▸ **Input material**:
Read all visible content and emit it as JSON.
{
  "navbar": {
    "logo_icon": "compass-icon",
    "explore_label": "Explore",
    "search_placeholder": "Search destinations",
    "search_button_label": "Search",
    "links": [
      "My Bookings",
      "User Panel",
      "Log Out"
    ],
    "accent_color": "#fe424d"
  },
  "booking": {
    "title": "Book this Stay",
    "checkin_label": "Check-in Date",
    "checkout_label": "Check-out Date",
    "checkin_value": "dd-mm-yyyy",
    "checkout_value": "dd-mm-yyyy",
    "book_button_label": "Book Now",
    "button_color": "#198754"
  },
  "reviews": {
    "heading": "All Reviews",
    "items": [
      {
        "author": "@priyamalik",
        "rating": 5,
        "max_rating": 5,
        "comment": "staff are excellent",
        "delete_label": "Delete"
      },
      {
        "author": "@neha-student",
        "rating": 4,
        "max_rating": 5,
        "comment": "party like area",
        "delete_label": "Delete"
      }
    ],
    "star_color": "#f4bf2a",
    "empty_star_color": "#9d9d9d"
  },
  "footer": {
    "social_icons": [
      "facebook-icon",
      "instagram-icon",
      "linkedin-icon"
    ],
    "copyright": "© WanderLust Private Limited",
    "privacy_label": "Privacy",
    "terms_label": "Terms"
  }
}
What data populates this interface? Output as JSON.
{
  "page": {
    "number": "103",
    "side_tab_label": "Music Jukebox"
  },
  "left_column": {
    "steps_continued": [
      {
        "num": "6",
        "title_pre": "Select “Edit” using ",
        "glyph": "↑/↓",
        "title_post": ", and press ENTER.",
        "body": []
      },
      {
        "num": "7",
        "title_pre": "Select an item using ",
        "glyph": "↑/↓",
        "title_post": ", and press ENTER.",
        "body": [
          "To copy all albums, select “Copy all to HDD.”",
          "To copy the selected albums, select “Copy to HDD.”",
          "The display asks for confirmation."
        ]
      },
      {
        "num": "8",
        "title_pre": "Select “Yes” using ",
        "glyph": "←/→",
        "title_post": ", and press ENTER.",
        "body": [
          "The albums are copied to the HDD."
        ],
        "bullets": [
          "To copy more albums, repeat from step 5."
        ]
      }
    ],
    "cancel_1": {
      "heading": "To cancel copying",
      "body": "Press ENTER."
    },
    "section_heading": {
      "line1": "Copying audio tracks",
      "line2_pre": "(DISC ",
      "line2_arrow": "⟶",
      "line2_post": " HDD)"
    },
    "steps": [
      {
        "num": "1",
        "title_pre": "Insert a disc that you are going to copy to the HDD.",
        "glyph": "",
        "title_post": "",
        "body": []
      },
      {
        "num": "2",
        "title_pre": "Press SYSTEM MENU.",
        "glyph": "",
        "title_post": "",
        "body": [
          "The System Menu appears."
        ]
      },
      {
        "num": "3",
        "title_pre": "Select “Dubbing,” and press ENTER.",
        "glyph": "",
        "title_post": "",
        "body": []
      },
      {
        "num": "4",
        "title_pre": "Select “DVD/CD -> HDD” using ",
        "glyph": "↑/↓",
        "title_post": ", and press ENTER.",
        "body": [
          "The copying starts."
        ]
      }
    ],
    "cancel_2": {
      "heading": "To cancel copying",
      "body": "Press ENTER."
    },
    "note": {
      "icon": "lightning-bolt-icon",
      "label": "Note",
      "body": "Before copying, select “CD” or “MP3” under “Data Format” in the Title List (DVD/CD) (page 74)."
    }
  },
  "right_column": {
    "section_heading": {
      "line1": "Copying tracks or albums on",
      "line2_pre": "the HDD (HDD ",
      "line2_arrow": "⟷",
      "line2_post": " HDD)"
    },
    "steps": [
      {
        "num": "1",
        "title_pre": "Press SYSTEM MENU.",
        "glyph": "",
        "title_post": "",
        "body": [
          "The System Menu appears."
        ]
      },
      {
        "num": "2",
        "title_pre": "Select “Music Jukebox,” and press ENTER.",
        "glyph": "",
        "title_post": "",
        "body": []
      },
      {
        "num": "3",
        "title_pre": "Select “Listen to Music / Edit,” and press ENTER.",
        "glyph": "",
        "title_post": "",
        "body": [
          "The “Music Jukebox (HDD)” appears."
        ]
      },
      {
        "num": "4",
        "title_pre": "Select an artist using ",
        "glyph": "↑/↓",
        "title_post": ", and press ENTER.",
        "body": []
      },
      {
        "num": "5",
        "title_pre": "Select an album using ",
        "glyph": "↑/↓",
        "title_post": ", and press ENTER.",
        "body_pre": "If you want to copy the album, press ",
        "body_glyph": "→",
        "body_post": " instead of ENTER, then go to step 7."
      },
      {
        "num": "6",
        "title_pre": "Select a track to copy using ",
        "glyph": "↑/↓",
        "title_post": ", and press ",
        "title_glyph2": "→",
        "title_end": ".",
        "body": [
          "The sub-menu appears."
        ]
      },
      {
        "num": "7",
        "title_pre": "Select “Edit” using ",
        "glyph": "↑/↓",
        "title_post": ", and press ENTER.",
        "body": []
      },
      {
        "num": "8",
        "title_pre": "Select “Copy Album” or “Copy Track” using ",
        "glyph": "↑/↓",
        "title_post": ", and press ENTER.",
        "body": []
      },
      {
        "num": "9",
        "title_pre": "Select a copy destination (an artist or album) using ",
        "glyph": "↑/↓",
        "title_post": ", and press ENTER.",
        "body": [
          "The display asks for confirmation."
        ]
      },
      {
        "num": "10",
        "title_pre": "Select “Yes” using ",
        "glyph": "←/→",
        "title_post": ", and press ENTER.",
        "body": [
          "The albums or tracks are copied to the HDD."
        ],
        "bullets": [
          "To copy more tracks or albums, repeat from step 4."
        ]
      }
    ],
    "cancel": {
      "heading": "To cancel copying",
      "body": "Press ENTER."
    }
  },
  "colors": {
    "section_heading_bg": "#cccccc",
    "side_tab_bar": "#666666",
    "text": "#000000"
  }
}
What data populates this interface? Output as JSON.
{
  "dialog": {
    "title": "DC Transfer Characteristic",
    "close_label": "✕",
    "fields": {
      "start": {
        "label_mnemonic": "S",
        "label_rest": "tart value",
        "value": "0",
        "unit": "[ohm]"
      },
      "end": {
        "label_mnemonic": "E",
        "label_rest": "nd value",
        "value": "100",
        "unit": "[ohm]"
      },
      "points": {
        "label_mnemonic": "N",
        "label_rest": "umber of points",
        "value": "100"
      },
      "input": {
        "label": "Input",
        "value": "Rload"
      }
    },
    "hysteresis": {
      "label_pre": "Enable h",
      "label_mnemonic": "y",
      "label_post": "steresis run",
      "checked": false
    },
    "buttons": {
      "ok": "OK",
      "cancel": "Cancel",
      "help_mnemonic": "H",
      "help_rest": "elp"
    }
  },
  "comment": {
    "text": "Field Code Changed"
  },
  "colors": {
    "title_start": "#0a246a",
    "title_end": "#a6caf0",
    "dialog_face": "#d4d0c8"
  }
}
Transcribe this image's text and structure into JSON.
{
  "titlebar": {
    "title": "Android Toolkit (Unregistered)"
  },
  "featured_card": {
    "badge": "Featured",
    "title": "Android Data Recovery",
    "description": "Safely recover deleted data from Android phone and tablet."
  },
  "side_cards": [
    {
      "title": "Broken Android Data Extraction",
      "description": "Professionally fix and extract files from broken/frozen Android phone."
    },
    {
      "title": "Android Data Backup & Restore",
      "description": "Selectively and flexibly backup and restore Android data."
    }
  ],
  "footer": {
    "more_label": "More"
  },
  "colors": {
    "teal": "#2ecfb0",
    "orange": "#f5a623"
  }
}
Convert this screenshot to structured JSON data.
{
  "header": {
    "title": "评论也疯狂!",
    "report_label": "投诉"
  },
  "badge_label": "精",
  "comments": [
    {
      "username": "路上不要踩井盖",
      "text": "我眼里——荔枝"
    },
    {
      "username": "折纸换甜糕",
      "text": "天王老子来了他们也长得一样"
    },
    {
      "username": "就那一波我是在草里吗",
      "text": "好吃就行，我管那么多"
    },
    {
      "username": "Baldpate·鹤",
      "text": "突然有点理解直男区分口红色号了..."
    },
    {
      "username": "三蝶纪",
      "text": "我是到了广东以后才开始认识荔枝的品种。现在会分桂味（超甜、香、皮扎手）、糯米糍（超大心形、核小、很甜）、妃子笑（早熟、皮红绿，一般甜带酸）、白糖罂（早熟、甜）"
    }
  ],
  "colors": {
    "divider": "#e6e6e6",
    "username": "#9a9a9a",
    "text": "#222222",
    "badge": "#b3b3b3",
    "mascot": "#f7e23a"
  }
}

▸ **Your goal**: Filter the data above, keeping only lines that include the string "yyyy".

▸ **Solved problem**:
    "checkin_value": "dd-mm-yyyy",
    "checkout_value": "dd-mm-yyyy",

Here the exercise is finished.